* **EXTRACTED ENTRIES**:
##############################

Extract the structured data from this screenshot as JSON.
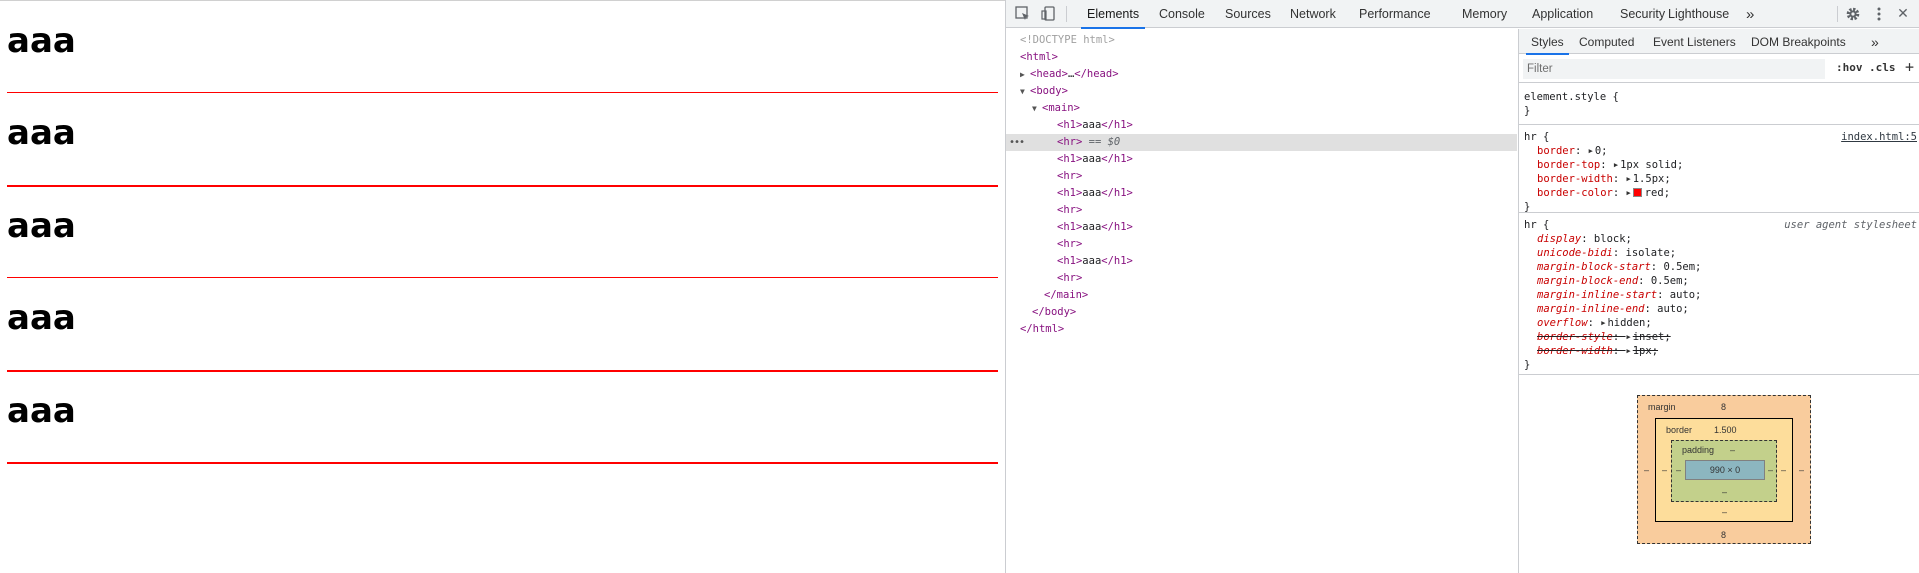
{
  "preview": {
    "headings": [
      "aaa",
      "aaa",
      "aaa",
      "aaa",
      "aaa"
    ],
    "hr_color": "#ff0000"
  },
  "devtools": {
    "tabs": [
      "Elements",
      "Console",
      "Sources",
      "Network",
      "Performance",
      "Memory",
      "Application",
      "Security",
      "Lighthouse"
    ],
    "selected_tab": "Elements",
    "more_tabs": "»",
    "toolbar_icons": [
      "inspect-element-icon",
      "device-toolbar-icon",
      "gear-icon",
      "kebab-menu-icon",
      "close-icon"
    ],
    "close": "✕"
  },
  "dom_tree": {
    "doctype": "<!DOCTYPE html>",
    "html_open": "<html>",
    "head_open": "<head>",
    "head_ellipsis": "…",
    "head_close": "</head>",
    "body_open": "<body>",
    "main_open": "<main>",
    "h1_open": "<h1>",
    "h1_text": "aaa",
    "h1_close": "</h1>",
    "hr": "<hr>",
    "selected_eq": "==",
    "selected_var": "$0",
    "main_close": "</main>",
    "body_close": "</body>",
    "html_close": "</html>",
    "dots": "•••"
  },
  "styles": {
    "tabs": [
      "Styles",
      "Computed",
      "Event Listeners",
      "DOM Breakpoints"
    ],
    "selected_tab": "Styles",
    "more_tabs": "»",
    "filter_placeholder": "Filter",
    "hov": ":hov",
    "cls": ".cls",
    "add": "+",
    "element_style": {
      "selector": "element.style {",
      "close": "}"
    },
    "author_rule": {
      "selector": "hr",
      "open": "{",
      "source": "index.html:5",
      "declarations": [
        {
          "prop": "border",
          "value": "0;",
          "arrow": true
        },
        {
          "prop": "border-top",
          "value": "1px solid;",
          "arrow": true
        },
        {
          "prop": "border-width",
          "value": "1.5px;",
          "arrow": true
        },
        {
          "prop": "border-color",
          "value": "red;",
          "arrow": true,
          "swatch": "#ff0000"
        }
      ],
      "close": "}"
    },
    "ua_rule": {
      "selector": "hr",
      "open": "{",
      "source": "user agent stylesheet",
      "declarations": [
        {
          "prop": "display",
          "value": "block;"
        },
        {
          "prop": "unicode-bidi",
          "value": "isolate;"
        },
        {
          "prop": "margin-block-start",
          "value": "0.5em;"
        },
        {
          "prop": "margin-block-end",
          "value": "0.5em;"
        },
        {
          "prop": "margin-inline-start",
          "value": "auto;"
        },
        {
          "prop": "margin-inline-end",
          "value": "auto;"
        },
        {
          "prop": "overflow",
          "value": "hidden;",
          "arrow": true
        },
        {
          "prop": "border-style",
          "value": "inset;",
          "arrow": true,
          "overridden": true
        },
        {
          "prop": "border-width",
          "value": "1px;",
          "arrow": true,
          "overridden": true
        }
      ],
      "close": "}"
    }
  },
  "box_model": {
    "margin_label": "margin",
    "margin_top": "8",
    "margin_bottom": "8",
    "margin_left": "–",
    "margin_right": "–",
    "border_label": "border",
    "border_top": "1.500",
    "border_bottom": "–",
    "border_left": "–",
    "border_right": "–",
    "padding_label": "padding",
    "padding_top": "–",
    "padding_bottom": "–",
    "padding_left": "–",
    "padding_right": "–",
    "content": "990 × 0",
    "colors": {
      "margin": "#f9cc9d",
      "border": "#fddd9b",
      "padding": "#c3d08b",
      "content": "#8cb6c0"
    }
  }
}
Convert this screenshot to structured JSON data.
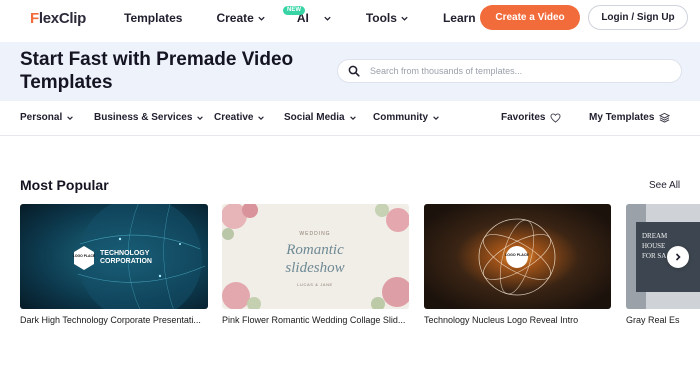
{
  "brand": {
    "name_prefix": "F",
    "name_rest": "lexClip",
    "accent": "#f26b3a"
  },
  "nav": {
    "items": [
      {
        "label": "Templates",
        "has_chevron": false
      },
      {
        "label": "Create",
        "has_chevron": true
      },
      {
        "label": "AI",
        "has_chevron": true,
        "badge": "NEW"
      },
      {
        "label": "Tools",
        "has_chevron": true
      },
      {
        "label": "Learn",
        "has_chevron": true
      }
    ],
    "create_button": "Create a Video",
    "login_button": "Login / Sign Up"
  },
  "hero": {
    "title": "Start Fast with Premade Video Templates",
    "search_placeholder": "Search from thousands of templates..."
  },
  "categories": [
    {
      "label": "Personal",
      "icon": "chevron-down-icon"
    },
    {
      "label": "Business & Services",
      "icon": "chevron-down-icon"
    },
    {
      "label": "Creative",
      "icon": "chevron-down-icon"
    },
    {
      "label": "Social Media",
      "icon": "chevron-down-icon"
    },
    {
      "label": "Community",
      "icon": "chevron-down-icon"
    }
  ],
  "favorites": {
    "label": "Favorites",
    "icon": "heart-icon"
  },
  "my_templates": {
    "label": "My Templates",
    "icon": "stack-icon"
  },
  "popular": {
    "title": "Most Popular",
    "see_all": "See All",
    "cards": [
      {
        "title": "Dark High Technology Corporate Presentati...",
        "thumb_logo": "LOGO PLACE",
        "thumb_text_1": "TECHNOLOGY",
        "thumb_text_2": "CORPORATION"
      },
      {
        "title": "Pink Flower Romantic Wedding Collage Slid...",
        "thumb_small": "WEDDING",
        "thumb_script_1": "Romantic",
        "thumb_script_2": "slideshow",
        "thumb_names": "LUCAS & JANE"
      },
      {
        "title": "Technology Nucleus Logo Reveal Intro",
        "thumb_logo": "LOGO PLACE"
      },
      {
        "title": "Gray Real Es",
        "thumb_text_1": "DREAM",
        "thumb_text_2": "HOUSE",
        "thumb_text_3": "FOR SA"
      }
    ]
  }
}
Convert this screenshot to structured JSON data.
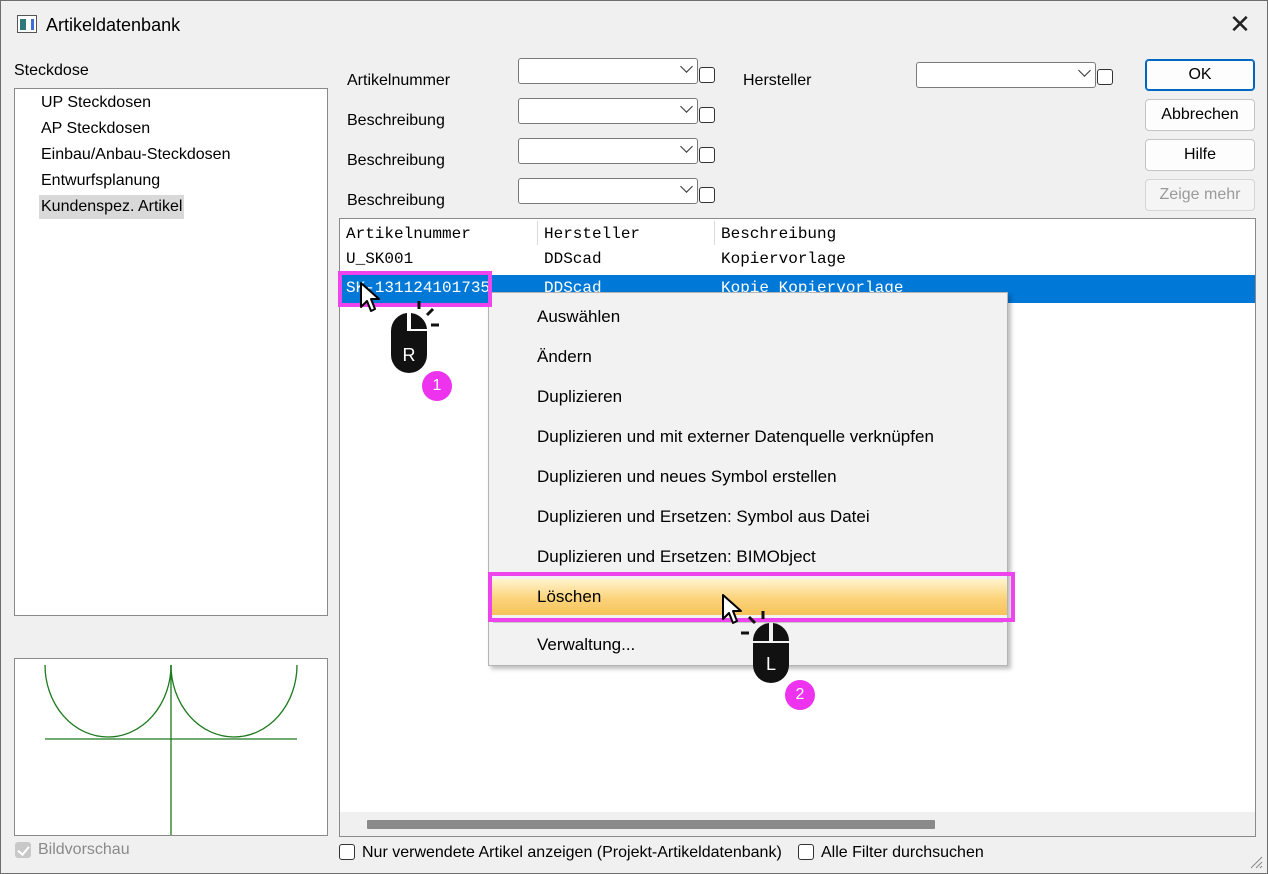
{
  "window": {
    "title": "Artikeldatenbank",
    "close_glyph": "✕"
  },
  "category": {
    "label": "Steckdose",
    "items": [
      {
        "label": "UP Steckdosen",
        "selected": false
      },
      {
        "label": "AP Steckdosen",
        "selected": false
      },
      {
        "label": "Einbau/Anbau-Steckdosen",
        "selected": false
      },
      {
        "label": "Entwurfsplanung",
        "selected": false
      },
      {
        "label": "Kundenspez. Artikel",
        "selected": true
      }
    ]
  },
  "filters": {
    "artikelnummer_label": "Artikelnummer",
    "beschreibung1_label": "Beschreibung",
    "beschreibung2_label": "Beschreibung",
    "beschreibung3_label": "Beschreibung",
    "hersteller_label": "Hersteller"
  },
  "buttons": {
    "ok": "OK",
    "cancel": "Abbrechen",
    "help": "Hilfe",
    "more": "Zeige mehr"
  },
  "table": {
    "columns": [
      "Artikelnummer",
      "Hersteller",
      "Beschreibung"
    ],
    "rows": [
      {
        "artikelnummer": "U_SK001",
        "hersteller": "DDScad",
        "beschreibung": "Kopiervorlage",
        "selected": false
      },
      {
        "artikelnummer": "SK-131124101735",
        "hersteller": "DDScad",
        "beschreibung": "Kopie Kopiervorlage",
        "selected": true
      }
    ]
  },
  "context_menu": {
    "items": [
      "Auswählen",
      "Ändern",
      "Duplizieren",
      "Duplizieren und mit externer Datenquelle verknüpfen",
      "Duplizieren und neues Symbol erstellen",
      "Duplizieren und Ersetzen: Symbol aus Datei",
      "Duplizieren und Ersetzen: BIMObject",
      "Löschen",
      "Verwaltung..."
    ],
    "highlighted": "Löschen"
  },
  "bottom": {
    "preview_label": "Bildvorschau",
    "preview_checked": true,
    "used_only_label": "Nur verwendete Artikel anzeigen (Projekt-Artikeldatenbank)",
    "all_filters_label": "Alle Filter durchsuchen"
  },
  "annotations": {
    "step1": "1",
    "step2": "2",
    "right_mouse_letter": "R",
    "left_mouse_letter": "L",
    "highlight_color": "#ee44ee"
  }
}
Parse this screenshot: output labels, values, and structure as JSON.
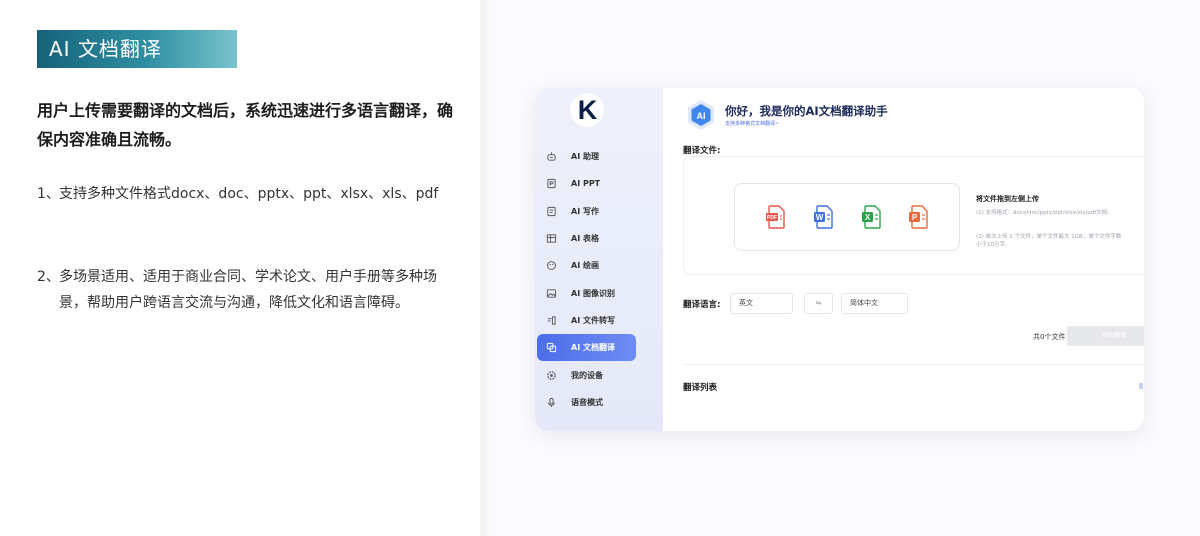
{
  "intro": {
    "title": "AI 文档翻译",
    "description": "用户上传需要翻译的文档后，系统迅速进行多语言翻译，确保内容准确且流畅。",
    "features": [
      {
        "num": "1、",
        "text": "支持多种文件格式docx、doc、pptx、ppt、xlsx、xls、pdf"
      },
      {
        "num": "2、",
        "text": "多场景适用、适用于商业合同、学术论文、用户手册等多种场景，帮助用户跨语言交流与沟通，降低文化和语言障碍。"
      }
    ]
  },
  "app": {
    "logo_text": "K",
    "sidebar": {
      "items": [
        {
          "label": "AI 助理",
          "icon": "robot-icon"
        },
        {
          "label": "AI PPT",
          "icon": "ppt-doc-icon"
        },
        {
          "label": "AI 写作",
          "icon": "write-icon"
        },
        {
          "label": "AI 表格",
          "icon": "table-icon"
        },
        {
          "label": "AI 绘画",
          "icon": "paint-icon"
        },
        {
          "label": "AI 图像识别",
          "icon": "image-scan-icon"
        },
        {
          "label": "AI 文件转写",
          "icon": "transcribe-icon"
        },
        {
          "label": "AI 文档翻译",
          "icon": "translate-icon",
          "active": true
        },
        {
          "label": "我的设备",
          "icon": "device-icon"
        },
        {
          "label": "语音模式",
          "icon": "microphone-icon"
        }
      ]
    },
    "header": {
      "title": "你好，我是你的AI文档翻译助手",
      "subtitle": "支持多种格式文档翻译~"
    },
    "upload": {
      "section_label": "翻译文件:",
      "file_types": [
        "PDF",
        "W",
        "X",
        "P"
      ],
      "title": "将文件拖到左侧上传",
      "note1": "(1) 支持格式：docx/doc/pptx/ppt/xlsx/xls/pdf文档;",
      "note2": "(2) 单次上传 1 个文件，单个文件最大 1GB，单个文件字数小于10万字。"
    },
    "language": {
      "label": "翻译语言:",
      "source": "英文",
      "swap": "⇋",
      "target": "简体中文"
    },
    "action": {
      "count": "共0个文件",
      "start_button": "开始翻译"
    },
    "list": {
      "label": "翻译列表"
    },
    "colors": {
      "accent": "#4c6dea",
      "sidebar_bg": "#eef1fb",
      "title_banner": "#1e6f86",
      "pdf": "#e4574d",
      "word": "#3f6fe0",
      "excel": "#2aa24b",
      "ppt": "#e86a3a"
    }
  }
}
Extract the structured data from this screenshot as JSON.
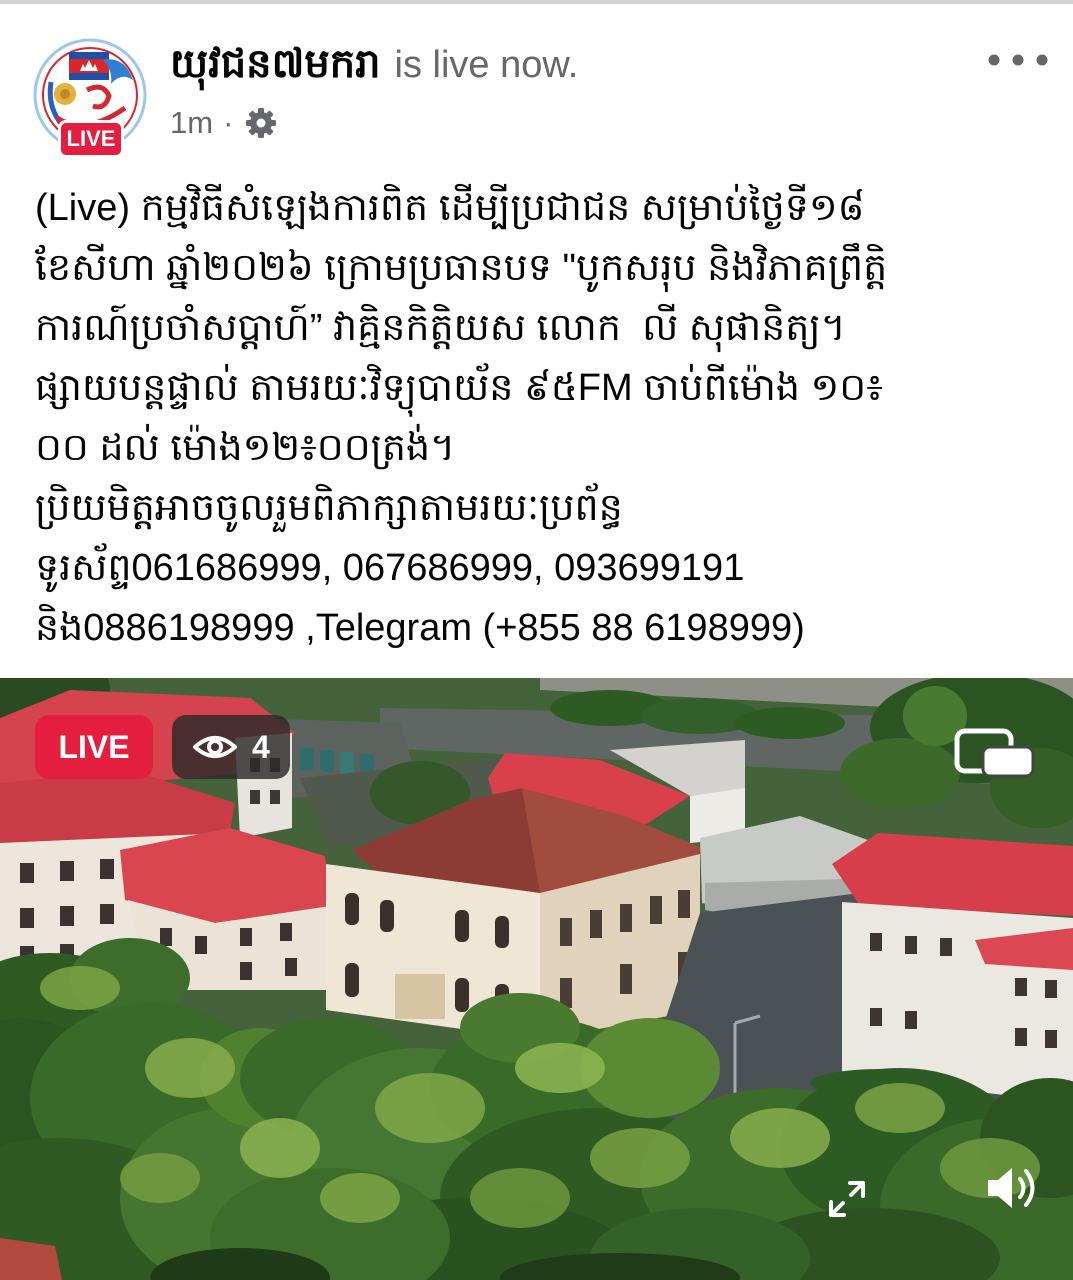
{
  "post_header": {
    "page_name": "យុវជន៧មករា",
    "status_text": "is live now.",
    "timestamp": "1m",
    "separator": "·",
    "avatar_badge": "LIVE",
    "audience_icon": "gear-icon",
    "more_icon": "more-options-icon"
  },
  "post_body": {
    "lines": [
      "(Live) កម្មវិធីសំឡេងការពិត ដើម្បីប្រជាជន សម្រាប់ថ្ងៃទី១៨",
      "ខែសីហា ឆ្នាំ២០២៦ ក្រោមប្រធានបទ \"បូកសរុប និងវិភាគព្រឹត្តិ",
      "ការណ៍ប្រចាំសប្តាហ៍” វាគ្មិនកិត្តិយស លោក  លី សុផានិត្យ។",
      "ផ្សាយបន្តផ្ទាល់ តាមរយៈវិទ្យុបាយ័ន ៩៥FM ចាប់ពីម៉ោង ១០៖",
      "០០ ដល់ ម៉ោង១២៖០០ត្រង់។",
      "ប្រិយមិត្តអាចចូលរួមពិភាក្សាតាមរយៈប្រព័ន្ធ",
      "ទូរស័ព្ទ061686999, 067686999, 093699191",
      "និង0886198999 ,Telegram (+855 88 6198999)"
    ]
  },
  "video": {
    "live_label": "LIVE",
    "viewer_count": "4",
    "viewer_icon": "eye-icon",
    "pip_icon": "picture-in-picture-icon",
    "fullscreen_icon": "expand-icon",
    "sound_icon": "speaker-icon"
  },
  "colors": {
    "live_red": "#e41e3f",
    "text_primary": "#050505",
    "text_secondary": "#65676b"
  }
}
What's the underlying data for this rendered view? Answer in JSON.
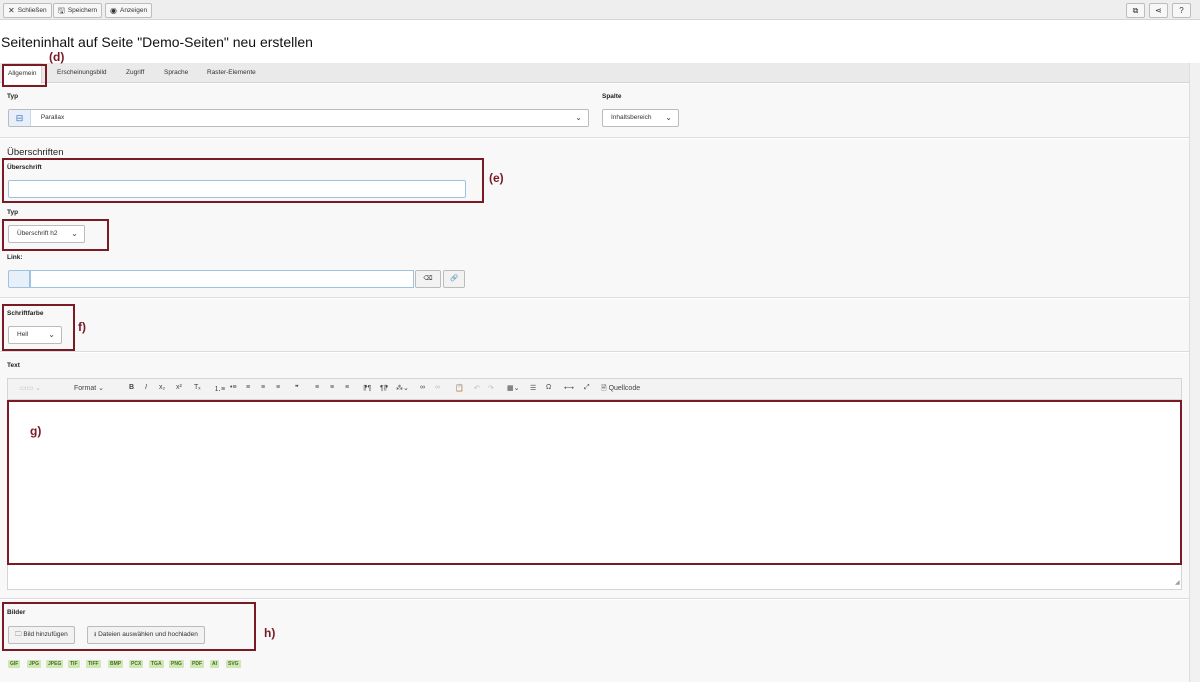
{
  "toolbar": {
    "close_label": "Schließen",
    "save_label": "Speichern",
    "view_label": "Anzeigen"
  },
  "page_title": "Seiteninhalt auf Seite \"Demo-Seiten\" neu erstellen",
  "tabs": [
    {
      "label": "Allgemein"
    },
    {
      "label": "Erscheinungsbild"
    },
    {
      "label": "Zugriff"
    },
    {
      "label": "Sprache"
    },
    {
      "label": "Raster-Elemente"
    }
  ],
  "general": {
    "type_label": "Typ",
    "type_value": "Parallax",
    "column_label": "Spalte",
    "column_value": "Inhaltsbereich"
  },
  "headings": {
    "section_title": "Überschriften",
    "heading_label": "Überschrift",
    "heading_value": "",
    "heading_type_label": "Typ",
    "heading_type_value": "Überschrift h2",
    "link_label": "Link:",
    "link_value": ""
  },
  "font": {
    "color_label": "Schriftfarbe",
    "color_value": "Hell"
  },
  "text": {
    "label": "Text",
    "format_label": "Format",
    "source_label": "Quellcode"
  },
  "images": {
    "label": "Bilder",
    "add_image_label": "Bild hinzufügen",
    "upload_label": "Dateien auswählen und hochladen",
    "allowed_types": [
      "GIF",
      "JPG",
      "JPEG",
      "TIF",
      "TIFF",
      "BMP",
      "PCX",
      "TGA",
      "PNG",
      "PDF",
      "AI",
      "SVG"
    ]
  },
  "annotations": {
    "d": "(d)",
    "e": "(e)",
    "f": "f)",
    "g": "g)",
    "h": "h)"
  },
  "colors": {
    "annotation": "#7a1a24",
    "chip_bg": "#cfe8b3",
    "input_border": "#9ec3e0"
  }
}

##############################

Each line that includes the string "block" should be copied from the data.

* **TASK ANSWER**:
          "value": "block;"
          "prop": "margin-block-start",
          "prop": "margin-block-end",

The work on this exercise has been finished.